  • Federal Emergency Management Agency (FEMA)
    Find flood maps and information about flood preparedness and aftermath.

  • Alameda Creek Alliance
    The Alameda Creek Alliance is a volunteer-based community watershed group working to restore native steelhead trout to Alameda Creek.

  • Friends of San Leandro Creek
    A community group of dedicated citizens, students, and businesses interested in San Leandro Creek’s ecology, protection, and enhancement.

  • Friends of San Lorenzo Creek
    A nonprofit organization dedicated to the health and preservation of the San Lorenzo Creek system and watershed.
  • Friends of Sausal Creek
    The Friends of Sausal Creek are volunteers working to maintain and improve the Sausal Creek watershed in Oakland. Their website features news, events, creek history, maps of hiking trails, and volunteer opportunities.
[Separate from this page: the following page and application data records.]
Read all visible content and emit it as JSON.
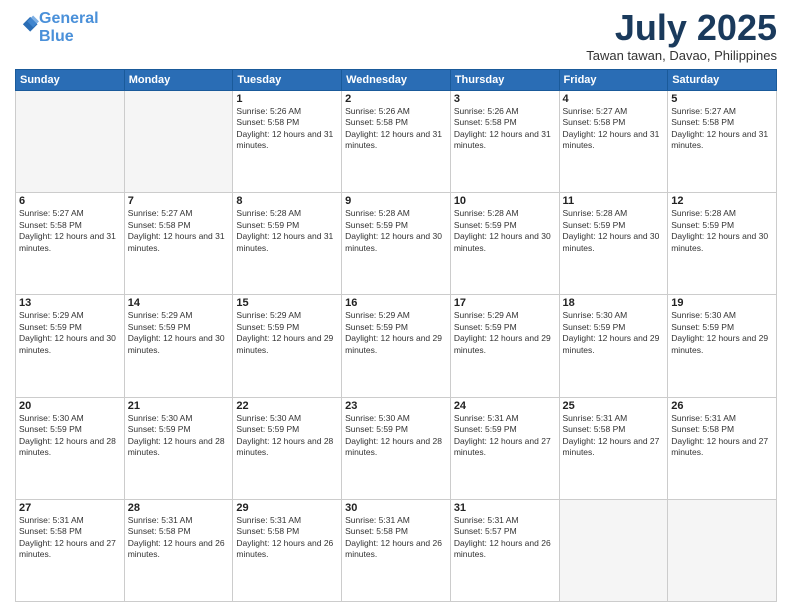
{
  "logo": {
    "line1": "General",
    "line2": "Blue"
  },
  "title": "July 2025",
  "subtitle": "Tawan tawan, Davao, Philippines",
  "days_header": [
    "Sunday",
    "Monday",
    "Tuesday",
    "Wednesday",
    "Thursday",
    "Friday",
    "Saturday"
  ],
  "weeks": [
    [
      {
        "num": "",
        "sunrise": "",
        "sunset": "",
        "daylight": ""
      },
      {
        "num": "",
        "sunrise": "",
        "sunset": "",
        "daylight": ""
      },
      {
        "num": "1",
        "sunrise": "Sunrise: 5:26 AM",
        "sunset": "Sunset: 5:58 PM",
        "daylight": "Daylight: 12 hours and 31 minutes."
      },
      {
        "num": "2",
        "sunrise": "Sunrise: 5:26 AM",
        "sunset": "Sunset: 5:58 PM",
        "daylight": "Daylight: 12 hours and 31 minutes."
      },
      {
        "num": "3",
        "sunrise": "Sunrise: 5:26 AM",
        "sunset": "Sunset: 5:58 PM",
        "daylight": "Daylight: 12 hours and 31 minutes."
      },
      {
        "num": "4",
        "sunrise": "Sunrise: 5:27 AM",
        "sunset": "Sunset: 5:58 PM",
        "daylight": "Daylight: 12 hours and 31 minutes."
      },
      {
        "num": "5",
        "sunrise": "Sunrise: 5:27 AM",
        "sunset": "Sunset: 5:58 PM",
        "daylight": "Daylight: 12 hours and 31 minutes."
      }
    ],
    [
      {
        "num": "6",
        "sunrise": "Sunrise: 5:27 AM",
        "sunset": "Sunset: 5:58 PM",
        "daylight": "Daylight: 12 hours and 31 minutes."
      },
      {
        "num": "7",
        "sunrise": "Sunrise: 5:27 AM",
        "sunset": "Sunset: 5:58 PM",
        "daylight": "Daylight: 12 hours and 31 minutes."
      },
      {
        "num": "8",
        "sunrise": "Sunrise: 5:28 AM",
        "sunset": "Sunset: 5:59 PM",
        "daylight": "Daylight: 12 hours and 31 minutes."
      },
      {
        "num": "9",
        "sunrise": "Sunrise: 5:28 AM",
        "sunset": "Sunset: 5:59 PM",
        "daylight": "Daylight: 12 hours and 30 minutes."
      },
      {
        "num": "10",
        "sunrise": "Sunrise: 5:28 AM",
        "sunset": "Sunset: 5:59 PM",
        "daylight": "Daylight: 12 hours and 30 minutes."
      },
      {
        "num": "11",
        "sunrise": "Sunrise: 5:28 AM",
        "sunset": "Sunset: 5:59 PM",
        "daylight": "Daylight: 12 hours and 30 minutes."
      },
      {
        "num": "12",
        "sunrise": "Sunrise: 5:28 AM",
        "sunset": "Sunset: 5:59 PM",
        "daylight": "Daylight: 12 hours and 30 minutes."
      }
    ],
    [
      {
        "num": "13",
        "sunrise": "Sunrise: 5:29 AM",
        "sunset": "Sunset: 5:59 PM",
        "daylight": "Daylight: 12 hours and 30 minutes."
      },
      {
        "num": "14",
        "sunrise": "Sunrise: 5:29 AM",
        "sunset": "Sunset: 5:59 PM",
        "daylight": "Daylight: 12 hours and 30 minutes."
      },
      {
        "num": "15",
        "sunrise": "Sunrise: 5:29 AM",
        "sunset": "Sunset: 5:59 PM",
        "daylight": "Daylight: 12 hours and 29 minutes."
      },
      {
        "num": "16",
        "sunrise": "Sunrise: 5:29 AM",
        "sunset": "Sunset: 5:59 PM",
        "daylight": "Daylight: 12 hours and 29 minutes."
      },
      {
        "num": "17",
        "sunrise": "Sunrise: 5:29 AM",
        "sunset": "Sunset: 5:59 PM",
        "daylight": "Daylight: 12 hours and 29 minutes."
      },
      {
        "num": "18",
        "sunrise": "Sunrise: 5:30 AM",
        "sunset": "Sunset: 5:59 PM",
        "daylight": "Daylight: 12 hours and 29 minutes."
      },
      {
        "num": "19",
        "sunrise": "Sunrise: 5:30 AM",
        "sunset": "Sunset: 5:59 PM",
        "daylight": "Daylight: 12 hours and 29 minutes."
      }
    ],
    [
      {
        "num": "20",
        "sunrise": "Sunrise: 5:30 AM",
        "sunset": "Sunset: 5:59 PM",
        "daylight": "Daylight: 12 hours and 28 minutes."
      },
      {
        "num": "21",
        "sunrise": "Sunrise: 5:30 AM",
        "sunset": "Sunset: 5:59 PM",
        "daylight": "Daylight: 12 hours and 28 minutes."
      },
      {
        "num": "22",
        "sunrise": "Sunrise: 5:30 AM",
        "sunset": "Sunset: 5:59 PM",
        "daylight": "Daylight: 12 hours and 28 minutes."
      },
      {
        "num": "23",
        "sunrise": "Sunrise: 5:30 AM",
        "sunset": "Sunset: 5:59 PM",
        "daylight": "Daylight: 12 hours and 28 minutes."
      },
      {
        "num": "24",
        "sunrise": "Sunrise: 5:31 AM",
        "sunset": "Sunset: 5:59 PM",
        "daylight": "Daylight: 12 hours and 27 minutes."
      },
      {
        "num": "25",
        "sunrise": "Sunrise: 5:31 AM",
        "sunset": "Sunset: 5:58 PM",
        "daylight": "Daylight: 12 hours and 27 minutes."
      },
      {
        "num": "26",
        "sunrise": "Sunrise: 5:31 AM",
        "sunset": "Sunset: 5:58 PM",
        "daylight": "Daylight: 12 hours and 27 minutes."
      }
    ],
    [
      {
        "num": "27",
        "sunrise": "Sunrise: 5:31 AM",
        "sunset": "Sunset: 5:58 PM",
        "daylight": "Daylight: 12 hours and 27 minutes."
      },
      {
        "num": "28",
        "sunrise": "Sunrise: 5:31 AM",
        "sunset": "Sunset: 5:58 PM",
        "daylight": "Daylight: 12 hours and 26 minutes."
      },
      {
        "num": "29",
        "sunrise": "Sunrise: 5:31 AM",
        "sunset": "Sunset: 5:58 PM",
        "daylight": "Daylight: 12 hours and 26 minutes."
      },
      {
        "num": "30",
        "sunrise": "Sunrise: 5:31 AM",
        "sunset": "Sunset: 5:58 PM",
        "daylight": "Daylight: 12 hours and 26 minutes."
      },
      {
        "num": "31",
        "sunrise": "Sunrise: 5:31 AM",
        "sunset": "Sunset: 5:57 PM",
        "daylight": "Daylight: 12 hours and 26 minutes."
      },
      {
        "num": "",
        "sunrise": "",
        "sunset": "",
        "daylight": ""
      },
      {
        "num": "",
        "sunrise": "",
        "sunset": "",
        "daylight": ""
      }
    ]
  ]
}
  • Piedmont Avenue Neighborhood Improvement League (PANIL) – Glen Echo Creek
    Glen Echo Creek surfaces from underground in two Oakland parks: Glen Echo Park and Oak Glen Park. PANIL is working with the District to plan and repair bank erosion, while volunteers work to retain the creek’s natural environment.

  • Tule Ponds at Tyson Lagoon Wetland Center
    Scenic wetlands and ponds provide flood protection and pollution control for stormwater flowing to the bay. The ponds serve as a habitat for migratory birds, as well as an area for wildlife and wetland study through the Wetland Center, managed by the Math/Science Nucleus. School field trips are welcomed year-round.

  • The Watershed Project – East Bay, Alameda County
    The Watershed Project provides innovative programs in three areas: workshops for educators and the general public; support for creek protection groups; and a marsh and grassland restoration project that incorporates community support and education.

  • Zone 7 Water Agency
    Zone 7 manages the water supply, treats drinking water, and sells treated water to local retail water agencies that serve the public in the Livermore-Amador Valley. Zone 7 also manages flood control for Eastern Alameda County.

  • The South Bay Salt Pond Restoration Project
    The South Bay Salt Pond Restoration Project is the largest tidal wetland restoration project on the West Coast, including the Eden Landing Ecological Reserve in Hayward and Union City.